Tuesday, May 26, 2009

FROM THE MENU: Goat Shank Tagine


Gorgeous, grass-fed goat is in from Marin Sun Farms. These guys gently graze the hills of Point Reyes sustainably "managing" pastures. I also have a dozen fragrant bulbs of Spring fennel courtesy of Terra Sonoma in Sebastopol, and lemon I quickly preserved to save from ruin. I'm craving intense spices these days, and our menu could definitely use some as well. All of which promptly leads to tagine in my book. I quickly consult my Paula Wolfert.


I had a revelatory 16th birthday dinner at Dar Maghreb in Los Angles, and visited Morocco itself briefly in my early 20s ...the astonishing flavors of the place immediately etched themselves into me, and I had to figure out how they worked. Wolfert - one of the first food writers I turned to for authority - had lived in Morocco, and was a brilliant guide into those layers of saffron, ginger, garlic, sweet onion, green coriander & preserved lemon. Tagines have become an essential piece of my food lexicon. I crave them habitually as I crave any faithfully made pozole or bouillabaisse; any sating, true stew.

Fennel in the index of Wolfert's Couscous and Other Good Food from Morocco gets me Lamb Tagine with Fennel, a "fragrant meat tagine," which I learn, as a group, usually involve preserved lemon, olives and vegetables. I substitute our newly arrived rich goat shank for the lamb shoulder, augment dried ginger in the recipe with beloved fresh, add a little tomato for some bricky earth, cinnamon stick because I can't resist its perfume, and a spoonful of honey to pull on the sweet notes of the melted saffrony onion. So, while I've ultimately made my own way in the recipe, both in ingredients and technique (French training and restaurant kitchen Batterie de cuisine!), Wolfert is always lingering in the background, too. The braise hums madly. Serve on couscous with lemon, chickpeas and scallions.

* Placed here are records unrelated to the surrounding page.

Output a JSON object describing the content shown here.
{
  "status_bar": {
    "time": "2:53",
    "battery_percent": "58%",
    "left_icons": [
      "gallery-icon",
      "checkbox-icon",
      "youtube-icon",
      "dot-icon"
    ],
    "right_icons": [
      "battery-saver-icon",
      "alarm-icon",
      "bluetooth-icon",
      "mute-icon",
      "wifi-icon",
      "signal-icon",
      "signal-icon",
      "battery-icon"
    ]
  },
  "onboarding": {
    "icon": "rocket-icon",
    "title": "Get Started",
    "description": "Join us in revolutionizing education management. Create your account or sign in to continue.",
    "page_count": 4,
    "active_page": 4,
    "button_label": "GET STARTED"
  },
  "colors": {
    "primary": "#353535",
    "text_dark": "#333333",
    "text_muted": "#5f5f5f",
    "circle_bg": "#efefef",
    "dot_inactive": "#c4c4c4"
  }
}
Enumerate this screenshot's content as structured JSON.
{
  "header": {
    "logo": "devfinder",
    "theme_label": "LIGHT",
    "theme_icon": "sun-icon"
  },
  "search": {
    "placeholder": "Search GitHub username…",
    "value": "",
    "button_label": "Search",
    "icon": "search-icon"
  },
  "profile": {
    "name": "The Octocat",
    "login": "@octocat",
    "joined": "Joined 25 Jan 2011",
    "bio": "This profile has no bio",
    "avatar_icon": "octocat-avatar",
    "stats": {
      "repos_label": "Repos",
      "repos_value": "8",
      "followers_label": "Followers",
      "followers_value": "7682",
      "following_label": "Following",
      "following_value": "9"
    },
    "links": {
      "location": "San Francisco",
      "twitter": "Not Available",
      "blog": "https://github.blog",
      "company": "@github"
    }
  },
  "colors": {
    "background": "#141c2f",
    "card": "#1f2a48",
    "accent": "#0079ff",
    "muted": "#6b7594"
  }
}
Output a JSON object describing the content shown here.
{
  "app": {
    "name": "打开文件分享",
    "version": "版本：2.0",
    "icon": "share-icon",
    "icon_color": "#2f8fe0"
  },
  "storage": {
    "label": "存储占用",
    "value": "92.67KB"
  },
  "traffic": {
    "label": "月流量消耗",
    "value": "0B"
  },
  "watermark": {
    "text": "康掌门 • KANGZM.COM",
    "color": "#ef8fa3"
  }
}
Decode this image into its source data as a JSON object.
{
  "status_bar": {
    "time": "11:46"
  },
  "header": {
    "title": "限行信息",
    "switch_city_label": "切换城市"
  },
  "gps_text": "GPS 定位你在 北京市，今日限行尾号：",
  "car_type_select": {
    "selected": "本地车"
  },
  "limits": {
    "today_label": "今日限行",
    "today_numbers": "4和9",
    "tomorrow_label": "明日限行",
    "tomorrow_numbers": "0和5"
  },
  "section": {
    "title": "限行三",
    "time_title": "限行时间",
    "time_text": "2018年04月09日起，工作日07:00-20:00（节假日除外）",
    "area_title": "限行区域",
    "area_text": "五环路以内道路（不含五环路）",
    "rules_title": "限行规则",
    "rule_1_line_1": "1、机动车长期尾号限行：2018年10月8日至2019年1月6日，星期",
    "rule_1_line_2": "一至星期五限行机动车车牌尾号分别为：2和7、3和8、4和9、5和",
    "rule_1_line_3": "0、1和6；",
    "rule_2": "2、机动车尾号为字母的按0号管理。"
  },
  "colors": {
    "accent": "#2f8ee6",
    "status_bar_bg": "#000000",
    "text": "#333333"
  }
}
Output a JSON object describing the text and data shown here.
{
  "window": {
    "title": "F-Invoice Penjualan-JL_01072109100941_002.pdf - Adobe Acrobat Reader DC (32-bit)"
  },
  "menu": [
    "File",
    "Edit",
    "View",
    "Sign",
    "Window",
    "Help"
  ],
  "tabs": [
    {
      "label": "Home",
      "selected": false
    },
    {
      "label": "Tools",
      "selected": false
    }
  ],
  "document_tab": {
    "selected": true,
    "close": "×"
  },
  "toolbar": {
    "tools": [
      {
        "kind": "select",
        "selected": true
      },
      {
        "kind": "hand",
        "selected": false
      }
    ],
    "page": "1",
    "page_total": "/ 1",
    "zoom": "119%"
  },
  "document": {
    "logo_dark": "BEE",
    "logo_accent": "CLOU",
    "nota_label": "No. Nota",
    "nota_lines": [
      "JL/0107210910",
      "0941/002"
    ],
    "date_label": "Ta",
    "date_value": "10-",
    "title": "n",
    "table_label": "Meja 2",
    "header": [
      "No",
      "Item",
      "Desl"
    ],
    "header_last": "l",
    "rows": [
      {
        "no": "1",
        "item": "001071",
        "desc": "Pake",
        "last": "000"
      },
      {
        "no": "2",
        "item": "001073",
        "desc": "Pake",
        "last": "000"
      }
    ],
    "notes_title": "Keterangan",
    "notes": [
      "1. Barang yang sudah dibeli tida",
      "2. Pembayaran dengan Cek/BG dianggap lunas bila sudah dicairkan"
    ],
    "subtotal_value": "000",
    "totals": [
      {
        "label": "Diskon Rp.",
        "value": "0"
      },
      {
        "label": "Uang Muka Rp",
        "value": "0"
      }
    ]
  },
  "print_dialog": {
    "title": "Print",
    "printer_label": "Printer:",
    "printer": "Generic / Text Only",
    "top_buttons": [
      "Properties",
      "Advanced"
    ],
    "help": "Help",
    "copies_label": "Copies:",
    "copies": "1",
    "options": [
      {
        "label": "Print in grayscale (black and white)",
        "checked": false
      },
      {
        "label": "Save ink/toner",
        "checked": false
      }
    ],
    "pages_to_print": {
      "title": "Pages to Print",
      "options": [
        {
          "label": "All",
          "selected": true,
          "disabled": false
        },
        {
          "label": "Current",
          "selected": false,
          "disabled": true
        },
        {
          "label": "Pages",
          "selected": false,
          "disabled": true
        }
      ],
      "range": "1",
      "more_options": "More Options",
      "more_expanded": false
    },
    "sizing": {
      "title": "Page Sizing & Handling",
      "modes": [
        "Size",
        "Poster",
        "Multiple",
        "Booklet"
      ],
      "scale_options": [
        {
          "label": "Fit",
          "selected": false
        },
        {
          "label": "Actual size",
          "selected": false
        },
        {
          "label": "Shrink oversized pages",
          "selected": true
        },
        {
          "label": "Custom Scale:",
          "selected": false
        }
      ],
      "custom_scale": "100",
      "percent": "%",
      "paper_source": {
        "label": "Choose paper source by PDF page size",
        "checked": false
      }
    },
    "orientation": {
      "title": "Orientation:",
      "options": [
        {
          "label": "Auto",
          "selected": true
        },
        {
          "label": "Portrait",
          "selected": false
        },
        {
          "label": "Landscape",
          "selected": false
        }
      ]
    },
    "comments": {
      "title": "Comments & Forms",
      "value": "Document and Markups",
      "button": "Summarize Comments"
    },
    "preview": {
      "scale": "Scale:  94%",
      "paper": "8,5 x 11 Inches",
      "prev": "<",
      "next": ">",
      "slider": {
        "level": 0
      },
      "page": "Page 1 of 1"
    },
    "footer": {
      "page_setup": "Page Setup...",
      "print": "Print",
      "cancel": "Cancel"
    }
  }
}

Goat Tagine with Fennel and Olives


6 meaty goat shanks


Sea Salt


Freshly ground pepper


3 tablespoons olive oil


2 medium onions, sliced in half lengthwise, then into 1/4-inch slices lengthwise


2 medium bulbs of fennel, cut in half lengthwise, then into 1/4-inch slices lengthwise


1 large pinch of saffron threads, lightly finger-crushed


6 medium garlic cloves, chopped

1 tablespoon fresh ginger, grated


1 teaspoon ground ginger


2 teaspoons freshly toasted, ground coriander seed


1 teaspoons freshly toasted, ground cumin


2 teaspoons freshly toasted, ground fennel seed

3 tablespoons honey


3/4 cup fresh tomato peeled and chopped, or good boxed/canned chopped tomatoes


4 cups of chicken stock or water


1 cinnamon stick

1/2 bunch fresh coriander (cilantro), stem and all, tied with butcher string


1/2 cup oil-cured olives


1 large preserved lemon, rinsed and quartered



Preheat oven to 375. Salt and pepper the goat shanks. Brown them over medium-high heat in a large, deep casserole that will fit all the meat and go in the oven. Remove shanks from the pan and add olive oil, onions and half the fennel and cook for about 5 minutes. Add the saffron, garlic, ginger and all spices and cook another 5 minutes. Add the honey and tomatoes and cook a few minutes. Add stock and tuck shanks back into pot along with the cinnamon stick and tied cilantro. Bring to a simmer. Cover and braise in the oven until tender, about 3 hours. Check every so often; add more liquid if necessary. Add olives, lemon and remaining fennel to the stew the last 15 minutes of cooking. It is finished when the fennel is tender and the meat is buttery and falling off the bone. Taste and season as necessary.

9 comments:

barcamania78 said...

hai hai hai

stopsmoking78 said...

very nice site

my-easy-cooking.com said...

Never even thought of doing goat shanks, wow!!! I love, love your site!!!!

Penny said...

I made this exactly as written yesterday, and it was sublime. Thank you so much for posting your recipe.

Amy said...

This looks so delicious! A question on the spices--do you mean the teaspoons of coriander, fennel and cumin to be measured before grinding, or after?
Thanks!

Dana said...

Thank you Amy. Measure it ground, although there shouldn't be that much difference. Can't reply to you directly as you have chosen noreply in eblogger as your address...

Deborah said...

Dana,
We're so happy to have discovered your blog. A group of us on SlowTrav are all preparing this recipe for a cooking challenge this weekend. Then posting the results on our own blogs tomorrow.
If you check out my entry tomorrow, you'll see my results as well as Amy's (her question above) and several more.
Thanks again for the fun challenge idea. -- Deborah

Amy said...

Thank you, Dana. I made it yesterday using lamb shanks, and it was just heavenly. My guests were almost licking their plates clean.

Dana said...

Amy. Thank you again for your sweet comments. So glad to have been chosen for the challenge!